“The majority of millennials are now on Instagram. And because of that, they aspire to be a lot like the people that they follow,” said Ms Althea Lim, group CEO and co-founder of Gushcloud International.
Gushcloud is a technology-driven digital talent and media company that provides influencer-driven solutions for companies.
The agency represents 250 influencers globally and works with brands in their digital campaigns.
It estimates that users in Singapore spend between 40 to 120 minutes on Instagram. In Indonesia, the Philippines and Thailand, usage ranges between 60 and 180 minutes a day.
From just 2 per cent of annual budget in the past, firms now allocate between 7 and 10 per cent spend on influencer marketing, said Ms Lim.
This trend is likely to continue.
“Brands will also become more strategic and more intelligent in the way that they choose their influencers to work with. When an influencer is on a social media platform, most of their audiences are now young millennials, if not Gen Z. We do think that live commerce and social commerce with influencers will be quite the way forward in the next decade,” she said.
To help retailers tap into the Asian millennial segment, fintech firms such as hoolah have come up with solutions such as instalment payment services.
Hoolah started in Singapore in 2018, and is available in more than 2,800 stores in Singapore, Hong Kong, and Malaysia.
General Manager Sean Tan explains how it works: “We allow consumers to buy upfront, have one payment and then have the rest of the payments split over a pre-defined period of time at no extra cost. There’s no interest, no hidden fees, no transaction costs. On the merchant front, what we actually do for them is actually drive their business volume. We bring in new market segments that potentially they couldn’t tap into.”
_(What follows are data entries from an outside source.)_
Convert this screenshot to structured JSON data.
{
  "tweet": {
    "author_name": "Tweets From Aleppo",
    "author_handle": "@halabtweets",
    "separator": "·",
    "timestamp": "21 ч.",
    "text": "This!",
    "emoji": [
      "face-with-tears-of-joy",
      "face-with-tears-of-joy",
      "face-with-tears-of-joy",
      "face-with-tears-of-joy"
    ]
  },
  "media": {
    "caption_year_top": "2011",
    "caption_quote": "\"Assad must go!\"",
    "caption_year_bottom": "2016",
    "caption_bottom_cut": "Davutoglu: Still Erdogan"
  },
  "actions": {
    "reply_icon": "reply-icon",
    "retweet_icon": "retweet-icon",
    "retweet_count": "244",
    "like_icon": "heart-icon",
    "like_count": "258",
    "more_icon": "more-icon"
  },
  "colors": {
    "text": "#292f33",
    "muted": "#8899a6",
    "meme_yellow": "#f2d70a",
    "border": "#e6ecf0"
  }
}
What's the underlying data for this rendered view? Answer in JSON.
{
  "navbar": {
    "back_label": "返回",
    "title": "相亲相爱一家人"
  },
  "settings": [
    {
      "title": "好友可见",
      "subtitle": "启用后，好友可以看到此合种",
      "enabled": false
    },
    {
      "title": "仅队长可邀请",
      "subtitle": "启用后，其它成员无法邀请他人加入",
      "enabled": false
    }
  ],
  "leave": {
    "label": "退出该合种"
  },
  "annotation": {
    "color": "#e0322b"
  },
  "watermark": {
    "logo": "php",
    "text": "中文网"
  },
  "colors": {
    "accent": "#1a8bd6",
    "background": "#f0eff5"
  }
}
Over the past year, the platform has seen tremendous growth in user base, transaction volumes and topline sales.
“Our customers have seen a 20 to 40 per cent increase in their transactional volume, and also their cart sizes. If you look at millennials, we have seen a trend of them moving away from traditional credit financing to actually debit financing. They really want transparency and want to be in control both of their personal finances and also how they are spending,” said Mr Tan.
Hoolah said popular segments for millennials have shifted amid the pandemic. From fashion and fast moving consumer goods, they are now more into skincare, home decor, home electronics and sportswear.
But beyond the changing preferences, the spillover effect of millennial behaviours into other age groups will be important for businesses, industry insiders said.
“The younger generation below the millennials exhibit a lot of the same behaviours as millennials, whether that’s the use of social media, gaming or how much they care about the environment,” said Mr Guo.
“So it really just demonstrates the power, the effect that they’ve had on the world, not only from a lifestyle perspective, but also economically just given how many different unique behaviours and technologies they’ve catalysed,” he added.